Staunton, Apr. 26 – As in Soviet times, Moscow is seeking to downplay the problems ethnic Kazakhs face in China lest their problems lead to more outmigration of Kazakhs from China and increased tensions not only between Kazakhstan and China but also between Kazakhstan and Moscow.
In the 1960s and 1970s, approximately 11,000 ethnic Kazakhs came from China to Kazakhstan every year, although Moscow seldom said anything about that. Since 1991, approximately one-third of the 1.1 million ethnic Kazakhs who returned to Kazakhstan from abroad came from China.
So far this year, the share of ethnic Kazakhs who have returned to China is running at only half the rate it was, with 16.3 percent of all returnees to Kazakhstan coming from there.
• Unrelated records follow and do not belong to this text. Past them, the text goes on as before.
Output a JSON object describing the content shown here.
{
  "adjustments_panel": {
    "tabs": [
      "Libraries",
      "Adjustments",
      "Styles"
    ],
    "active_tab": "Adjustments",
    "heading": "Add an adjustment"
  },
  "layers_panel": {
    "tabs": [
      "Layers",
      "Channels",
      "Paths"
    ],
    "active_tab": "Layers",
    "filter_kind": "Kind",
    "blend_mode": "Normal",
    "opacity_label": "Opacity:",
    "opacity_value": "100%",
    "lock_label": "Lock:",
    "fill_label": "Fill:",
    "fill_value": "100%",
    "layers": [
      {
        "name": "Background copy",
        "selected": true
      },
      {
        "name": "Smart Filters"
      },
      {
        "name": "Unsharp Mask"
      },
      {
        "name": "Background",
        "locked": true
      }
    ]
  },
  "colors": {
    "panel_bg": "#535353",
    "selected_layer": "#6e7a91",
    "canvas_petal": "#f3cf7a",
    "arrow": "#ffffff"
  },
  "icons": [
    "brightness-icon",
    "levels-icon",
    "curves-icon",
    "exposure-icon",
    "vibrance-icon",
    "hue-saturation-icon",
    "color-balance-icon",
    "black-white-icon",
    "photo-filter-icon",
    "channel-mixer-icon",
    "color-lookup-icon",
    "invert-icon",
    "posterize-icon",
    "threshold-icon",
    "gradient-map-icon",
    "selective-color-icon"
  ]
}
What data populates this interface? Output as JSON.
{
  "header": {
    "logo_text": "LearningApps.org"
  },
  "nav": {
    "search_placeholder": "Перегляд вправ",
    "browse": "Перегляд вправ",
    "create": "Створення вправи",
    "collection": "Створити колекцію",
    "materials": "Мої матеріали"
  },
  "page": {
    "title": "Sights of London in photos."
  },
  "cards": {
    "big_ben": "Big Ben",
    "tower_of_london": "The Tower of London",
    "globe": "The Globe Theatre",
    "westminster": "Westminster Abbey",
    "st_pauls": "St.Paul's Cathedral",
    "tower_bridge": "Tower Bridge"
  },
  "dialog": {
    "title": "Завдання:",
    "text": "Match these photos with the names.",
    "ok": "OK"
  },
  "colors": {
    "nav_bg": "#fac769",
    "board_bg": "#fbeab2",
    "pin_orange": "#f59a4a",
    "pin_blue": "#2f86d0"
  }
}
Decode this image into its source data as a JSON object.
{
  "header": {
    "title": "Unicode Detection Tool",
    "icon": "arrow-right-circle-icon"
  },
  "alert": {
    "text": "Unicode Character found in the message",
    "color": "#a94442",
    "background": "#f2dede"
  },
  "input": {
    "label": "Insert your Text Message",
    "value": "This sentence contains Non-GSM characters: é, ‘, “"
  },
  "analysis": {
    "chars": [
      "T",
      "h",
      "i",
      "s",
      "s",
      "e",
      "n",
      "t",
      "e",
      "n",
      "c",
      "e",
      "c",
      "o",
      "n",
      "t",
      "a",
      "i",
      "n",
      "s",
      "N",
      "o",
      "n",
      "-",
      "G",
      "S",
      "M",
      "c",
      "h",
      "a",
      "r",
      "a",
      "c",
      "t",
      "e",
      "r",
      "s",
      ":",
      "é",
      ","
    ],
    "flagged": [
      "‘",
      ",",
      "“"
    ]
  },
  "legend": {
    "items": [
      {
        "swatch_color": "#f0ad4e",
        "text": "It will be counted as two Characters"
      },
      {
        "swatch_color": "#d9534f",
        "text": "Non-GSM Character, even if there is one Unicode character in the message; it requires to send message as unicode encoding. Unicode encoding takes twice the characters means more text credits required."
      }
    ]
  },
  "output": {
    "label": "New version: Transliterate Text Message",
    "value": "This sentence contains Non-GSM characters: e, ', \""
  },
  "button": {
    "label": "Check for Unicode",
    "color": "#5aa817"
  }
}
But that dip may be seasonal (rus.azattyq-ruhy.kz/society/48011-iz-kakikh-stran-v-kazakhstan-pribyvaiut-kandasy).
However that may be, Moscow is concerned about signs that the situation of ethnic Kazakhs in China is having an increasing impact on Kazakhstan because of concerns that their co-nationals in China are being subject to intense pressure to learn Chinese and other forms of Sinification.
The latest manifestation of this Russian concern comes from Moscow commentator Aleksey Baliyev who says that any fears Kazakhstan has are the product of Western efforts to drive a wedge between Kazakhstan, on the one hand, and China and Russia, on the other (vpoanalytics.com/2023/04/24/kazahi-v-kitae-mezhdu-integratsiej-yazykovoj-assimilyatsiej-i-migratsiej/).
Baliyev concedes that the ethnic Kazakhs in China are being subject to Sinification but argues that their language rights are nonetheless being protected and that Kazakhstan should not view what Beijing is doing as a threat to itself but rather as a means to further integrate the ethnic Kazakhs into Chinese society.
That argument is unlikely to impress many Kazakhs, but it may impress many who analyze what is going on in Central Asia with regard to China – and, indeed, it is entirely possible that Baliyev and other Moscow writers are more concerned about their judgments than they are about those of the Kazakhs.